“If the federal budget allows for spending billions of our dollars on the environmentally and morally bankrupt Gateway project, it will be a tragic mistake that won’t solve our economic and transportation challenges. We will really regret it in the future,” said Surrey resident Jim Shook as he prepared to hand out leaflets calling for “No Gateway Bailout” at Scott Road Skytrain Station.

Until there is clarity about whether the federal government is in fact going to bail out the Gateway project, the Wilderness Committee and residents from around the Lower Mainland are working together to express their concerns about the federal budget. Volunteers will be distributing “bailout bucks” that look like dollar bills but feature pictures of Prime Minister Stephen Harper and BC Premier Gordon Campbell to transit users waiting for over-crowded buses, and entering busy Skytrain stations. The bailout bucks carry messages about financing problems for the proposed Gateway highway and bridge building project asking the question “Do YOU want to be left holding the bill?”

Last week members of the Wilderness Committee, the Livable Region Coalition, the CAW, the Hospital Employees’ Union, the Council of Canadians, the Unitarian Church and various community organizations from throughout the region distributed bailout bucks outside the Vancouver office of Australian investment bank Macquarie Group. The international bank had not met its commitment to finance the Highway 1 doubling and Port Mann Bridge twinning component of Gateway. This event was the beginning of a leafleting drive focusing attention on the federal government’s potential involvement in bailing out the failing project.

“The federal budget as proposed is unclear about whether the federal government will bailout Gateway. To paraphrase Mr. Ignatieff, we will be watching decision-makers from all parties like hawks on this matter, and our volunteers are encouraging people to express their concerns about a bailout of the Gateway project. The Wilderness Committee is interested in seeing any potential bailout funding redirected to improving public transit investment and light rail infrastructure as a Canadian priority,” said Ben West, Healthy Communities Campaigner for the Wilderness Committee.

“Volunteers from various groups and concerned citizens will be working in teams at Skytrain stations on both sides of the Fraser River to show their concern about increased carbon emissions, pollution, suburban sprawl and the inevitable increase congestion levels associated with the Gateway project. Now that the private funding has fallen apart they also want to make it clear that they don’t want to pay for Gateway,” added West.

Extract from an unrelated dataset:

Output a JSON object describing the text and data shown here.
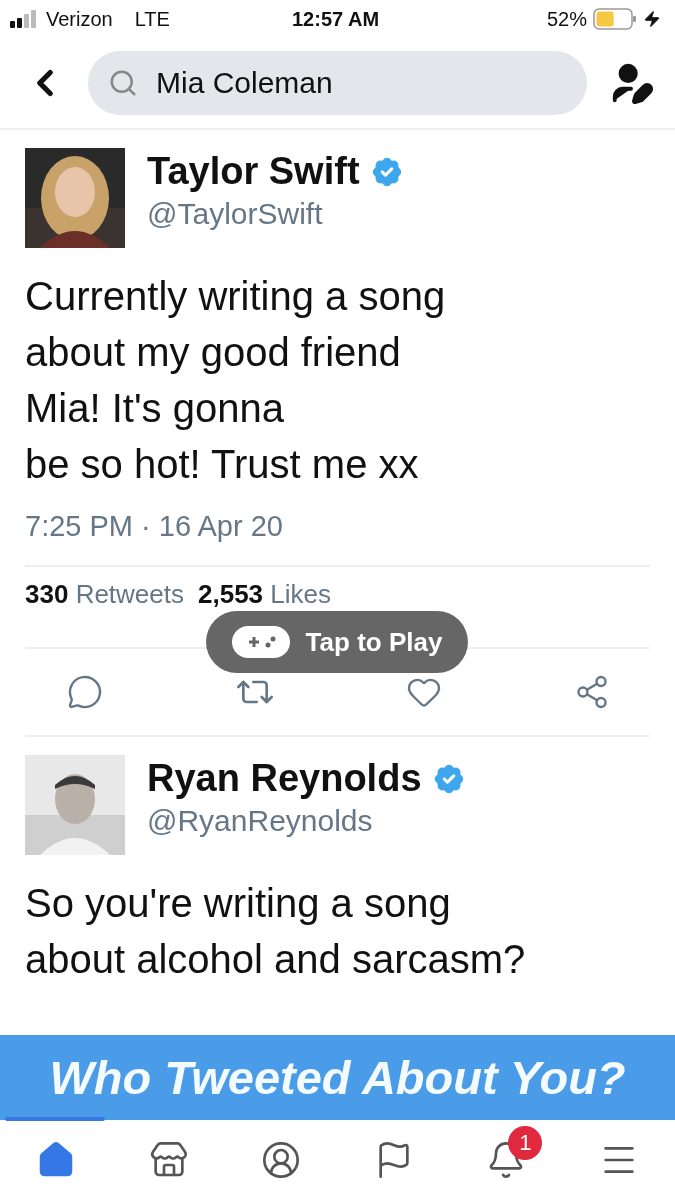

Written by Stephen Rees

January 29, 2009 at 9:33 am

Posted in Gateway